[Start of section]
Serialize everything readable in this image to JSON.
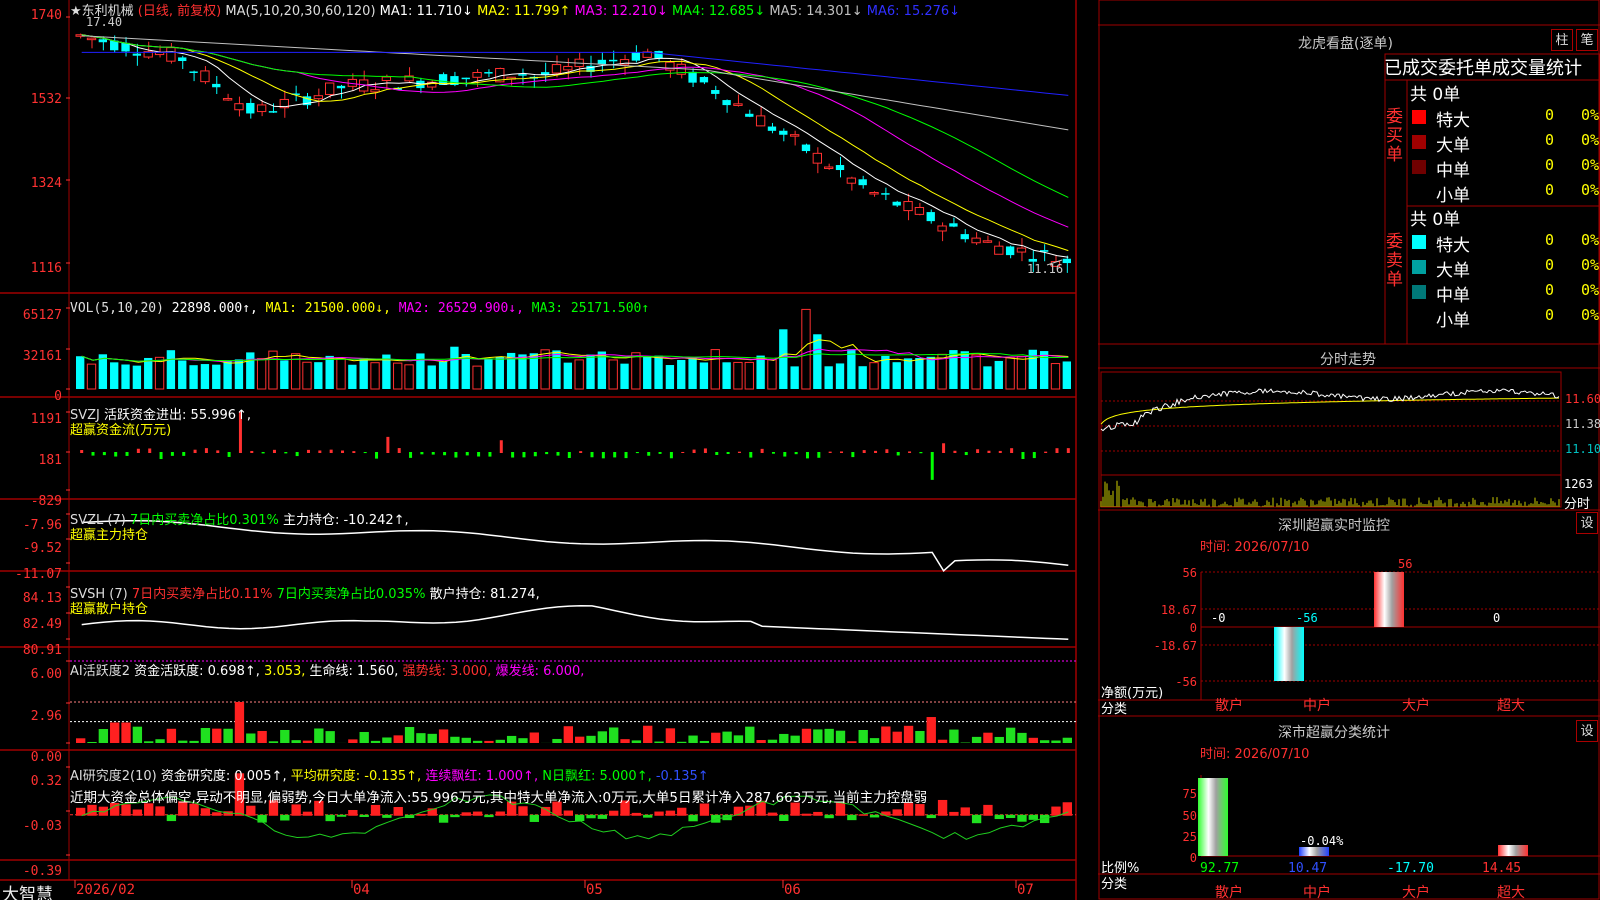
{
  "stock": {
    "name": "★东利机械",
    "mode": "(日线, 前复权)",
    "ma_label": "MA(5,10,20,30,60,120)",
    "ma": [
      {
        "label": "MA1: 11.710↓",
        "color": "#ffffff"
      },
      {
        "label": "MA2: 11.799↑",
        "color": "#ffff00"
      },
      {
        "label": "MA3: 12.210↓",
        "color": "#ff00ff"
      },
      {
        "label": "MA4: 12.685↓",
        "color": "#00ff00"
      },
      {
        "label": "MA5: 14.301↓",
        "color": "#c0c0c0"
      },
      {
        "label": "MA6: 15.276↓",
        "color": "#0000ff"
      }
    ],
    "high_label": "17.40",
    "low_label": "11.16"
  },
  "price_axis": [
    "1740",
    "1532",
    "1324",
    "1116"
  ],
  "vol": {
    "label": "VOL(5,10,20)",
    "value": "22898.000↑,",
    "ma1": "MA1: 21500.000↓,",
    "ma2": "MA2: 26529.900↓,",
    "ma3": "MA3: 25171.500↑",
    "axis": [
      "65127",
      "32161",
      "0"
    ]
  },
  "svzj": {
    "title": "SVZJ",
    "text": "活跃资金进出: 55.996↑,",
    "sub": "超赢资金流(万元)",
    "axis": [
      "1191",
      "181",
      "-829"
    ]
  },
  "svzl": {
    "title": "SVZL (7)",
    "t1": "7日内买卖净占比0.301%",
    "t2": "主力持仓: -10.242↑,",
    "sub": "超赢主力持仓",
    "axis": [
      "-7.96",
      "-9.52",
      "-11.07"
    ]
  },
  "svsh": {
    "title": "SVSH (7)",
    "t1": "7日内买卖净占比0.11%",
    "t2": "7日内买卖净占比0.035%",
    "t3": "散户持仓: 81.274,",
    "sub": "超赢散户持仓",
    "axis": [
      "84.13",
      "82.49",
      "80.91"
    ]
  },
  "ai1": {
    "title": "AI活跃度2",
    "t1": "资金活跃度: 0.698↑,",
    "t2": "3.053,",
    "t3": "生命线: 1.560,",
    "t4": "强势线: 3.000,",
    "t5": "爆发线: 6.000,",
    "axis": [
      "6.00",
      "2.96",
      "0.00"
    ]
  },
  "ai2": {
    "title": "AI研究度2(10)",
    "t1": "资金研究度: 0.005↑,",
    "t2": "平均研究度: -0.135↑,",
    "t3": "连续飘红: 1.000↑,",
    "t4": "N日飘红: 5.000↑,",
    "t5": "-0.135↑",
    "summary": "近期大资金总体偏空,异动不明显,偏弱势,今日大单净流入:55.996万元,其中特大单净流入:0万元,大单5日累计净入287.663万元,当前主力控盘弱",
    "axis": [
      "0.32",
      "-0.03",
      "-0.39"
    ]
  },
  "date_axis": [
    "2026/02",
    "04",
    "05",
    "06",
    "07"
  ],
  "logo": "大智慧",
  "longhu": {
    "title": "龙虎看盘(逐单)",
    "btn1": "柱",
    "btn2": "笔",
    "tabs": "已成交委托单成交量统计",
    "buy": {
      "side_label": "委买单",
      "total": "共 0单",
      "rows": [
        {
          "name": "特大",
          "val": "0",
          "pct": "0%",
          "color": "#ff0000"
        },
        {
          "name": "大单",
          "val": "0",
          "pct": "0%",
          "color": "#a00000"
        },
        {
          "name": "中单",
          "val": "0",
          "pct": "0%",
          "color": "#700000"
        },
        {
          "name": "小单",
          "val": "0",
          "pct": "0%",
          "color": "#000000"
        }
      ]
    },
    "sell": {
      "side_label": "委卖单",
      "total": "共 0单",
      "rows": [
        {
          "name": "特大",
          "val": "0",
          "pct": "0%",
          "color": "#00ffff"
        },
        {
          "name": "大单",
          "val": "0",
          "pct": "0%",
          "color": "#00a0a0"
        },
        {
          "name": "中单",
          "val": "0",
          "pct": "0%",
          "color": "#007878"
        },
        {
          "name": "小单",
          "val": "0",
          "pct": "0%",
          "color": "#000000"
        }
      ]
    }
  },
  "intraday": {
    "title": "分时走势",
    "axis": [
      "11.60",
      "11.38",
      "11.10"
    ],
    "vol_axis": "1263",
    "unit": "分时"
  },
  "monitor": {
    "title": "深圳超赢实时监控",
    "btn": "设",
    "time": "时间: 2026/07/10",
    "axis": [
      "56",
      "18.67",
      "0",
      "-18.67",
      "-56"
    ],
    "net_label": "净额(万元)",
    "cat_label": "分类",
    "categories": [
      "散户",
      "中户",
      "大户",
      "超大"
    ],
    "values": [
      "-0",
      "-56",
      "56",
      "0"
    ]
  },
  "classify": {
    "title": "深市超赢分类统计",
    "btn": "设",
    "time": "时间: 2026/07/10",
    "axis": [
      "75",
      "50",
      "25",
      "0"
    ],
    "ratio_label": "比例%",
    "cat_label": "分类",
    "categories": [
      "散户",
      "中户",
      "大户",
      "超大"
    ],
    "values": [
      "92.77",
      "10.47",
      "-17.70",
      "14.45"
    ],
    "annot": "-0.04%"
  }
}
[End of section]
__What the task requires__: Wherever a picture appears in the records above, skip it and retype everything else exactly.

__Reply__:
Serialize everything readable in this image to JSON.
{
  "stock": {
    "name": "★东利机械",
    "mode": "(日线, 前复权)",
    "ma_label": "MA(5,10,20,30,60,120)",
    "ma": [
      {
        "label": "MA1: 11.710↓",
        "color": "#ffffff"
      },
      {
        "label": "MA2: 11.799↑",
        "color": "#ffff00"
      },
      {
        "label": "MA3: 12.210↓",
        "color": "#ff00ff"
      },
      {
        "label": "MA4: 12.685↓",
        "color": "#00ff00"
      },
      {
        "label": "MA5: 14.301↓",
        "color": "#c0c0c0"
      },
      {
        "label": "MA6: 15.276↓",
        "color": "#0000ff"
      }
    ],
    "high_label": "17.40",
    "low_label": "11.16"
  },
  "price_axis": [
    "1740",
    "1532",
    "1324",
    "1116"
  ],
  "vol": {
    "label": "VOL(5,10,20)",
    "value": "22898.000↑,",
    "ma1": "MA1: 21500.000↓,",
    "ma2": "MA2: 26529.900↓,",
    "ma3": "MA3: 25171.500↑",
    "axis": [
      "65127",
      "32161",
      "0"
    ]
  },
  "svzj": {
    "title": "SVZJ",
    "text": "活跃资金进出: 55.996↑,",
    "sub": "超赢资金流(万元)",
    "axis": [
      "1191",
      "181",
      "-829"
    ]
  },
  "svzl": {
    "title": "SVZL (7)",
    "t1": "7日内买卖净占比0.301%",
    "t2": "主力持仓: -10.242↑,",
    "sub": "超赢主力持仓",
    "axis": [
      "-7.96",
      "-9.52",
      "-11.07"
    ]
  },
  "svsh": {
    "title": "SVSH (7)",
    "t1": "7日内买卖净占比0.11%",
    "t2": "7日内买卖净占比0.035%",
    "t3": "散户持仓: 81.274,",
    "sub": "超赢散户持仓",
    "axis": [
      "84.13",
      "82.49",
      "80.91"
    ]
  },
  "ai1": {
    "title": "AI活跃度2",
    "t1": "资金活跃度: 0.698↑,",
    "t2": "3.053,",
    "t3": "生命线: 1.560,",
    "t4": "强势线: 3.000,",
    "t5": "爆发线: 6.000,",
    "axis": [
      "6.00",
      "2.96",
      "0.00"
    ]
  },
  "ai2": {
    "title": "AI研究度2(10)",
    "t1": "资金研究度: 0.005↑,",
    "t2": "平均研究度: -0.135↑,",
    "t3": "连续飘红: 1.000↑,",
    "t4": "N日飘红: 5.000↑,",
    "t5": "-0.135↑",
    "summary": "近期大资金总体偏空,异动不明显,偏弱势,今日大单净流入:55.996万元,其中特大单净流入:0万元,大单5日累计净入287.663万元,当前主力控盘弱",
    "axis": [
      "0.32",
      "-0.03",
      "-0.39"
    ]
  },
  "date_axis": [
    "2026/02",
    "04",
    "05",
    "06",
    "07"
  ],
  "logo": "大智慧",
  "longhu": {
    "title": "龙虎看盘(逐单)",
    "btn1": "柱",
    "btn2": "笔",
    "tabs": "已成交委托单成交量统计",
    "buy": {
      "side_label": "委买单",
      "total": "共 0单",
      "rows": [
        {
          "name": "特大",
          "val": "0",
          "pct": "0%",
          "color": "#ff0000"
        },
        {
          "name": "大单",
          "val": "0",
          "pct": "0%",
          "color": "#a00000"
        },
        {
          "name": "中单",
          "val": "0",
          "pct": "0%",
          "color": "#700000"
        },
        {
          "name": "小单",
          "val": "0",
          "pct": "0%",
          "color": "#000000"
        }
      ]
    },
    "sell": {
      "side_label": "委卖单",
      "total": "共 0单",
      "rows": [
        {
          "name": "特大",
          "val": "0",
          "pct": "0%",
          "color": "#00ffff"
        },
        {
          "name": "大单",
          "val": "0",
          "pct": "0%",
          "color": "#00a0a0"
        },
        {
          "name": "中单",
          "val": "0",
          "pct": "0%",
          "color": "#007878"
        },
        {
          "name": "小单",
          "val": "0",
          "pct": "0%",
          "color": "#000000"
        }
      ]
    }
  },
  "intraday": {
    "title": "分时走势",
    "axis": [
      "11.60",
      "11.38",
      "11.10"
    ],
    "vol_axis": "1263",
    "unit": "分时"
  },
  "monitor": {
    "title": "深圳超赢实时监控",
    "btn": "设",
    "time": "时间: 2026/07/10",
    "axis": [
      "56",
      "18.67",
      "0",
      "-18.67",
      "-56"
    ],
    "net_label": "净额(万元)",
    "cat_label": "分类",
    "categories": [
      "散户",
      "中户",
      "大户",
      "超大"
    ],
    "values": [
      "-0",
      "-56",
      "56",
      "0"
    ]
  },
  "classify": {
    "title": "深市超赢分类统计",
    "btn": "设",
    "time": "时间: 2026/07/10",
    "axis": [
      "75",
      "50",
      "25",
      "0"
    ],
    "ratio_label": "比例%",
    "cat_label": "分类",
    "categories": [
      "散户",
      "中户",
      "大户",
      "超大"
    ],
    "values": [
      "92.77",
      "10.47",
      "-17.70",
      "14.45"
    ],
    "annot": "-0.04%"
  }
}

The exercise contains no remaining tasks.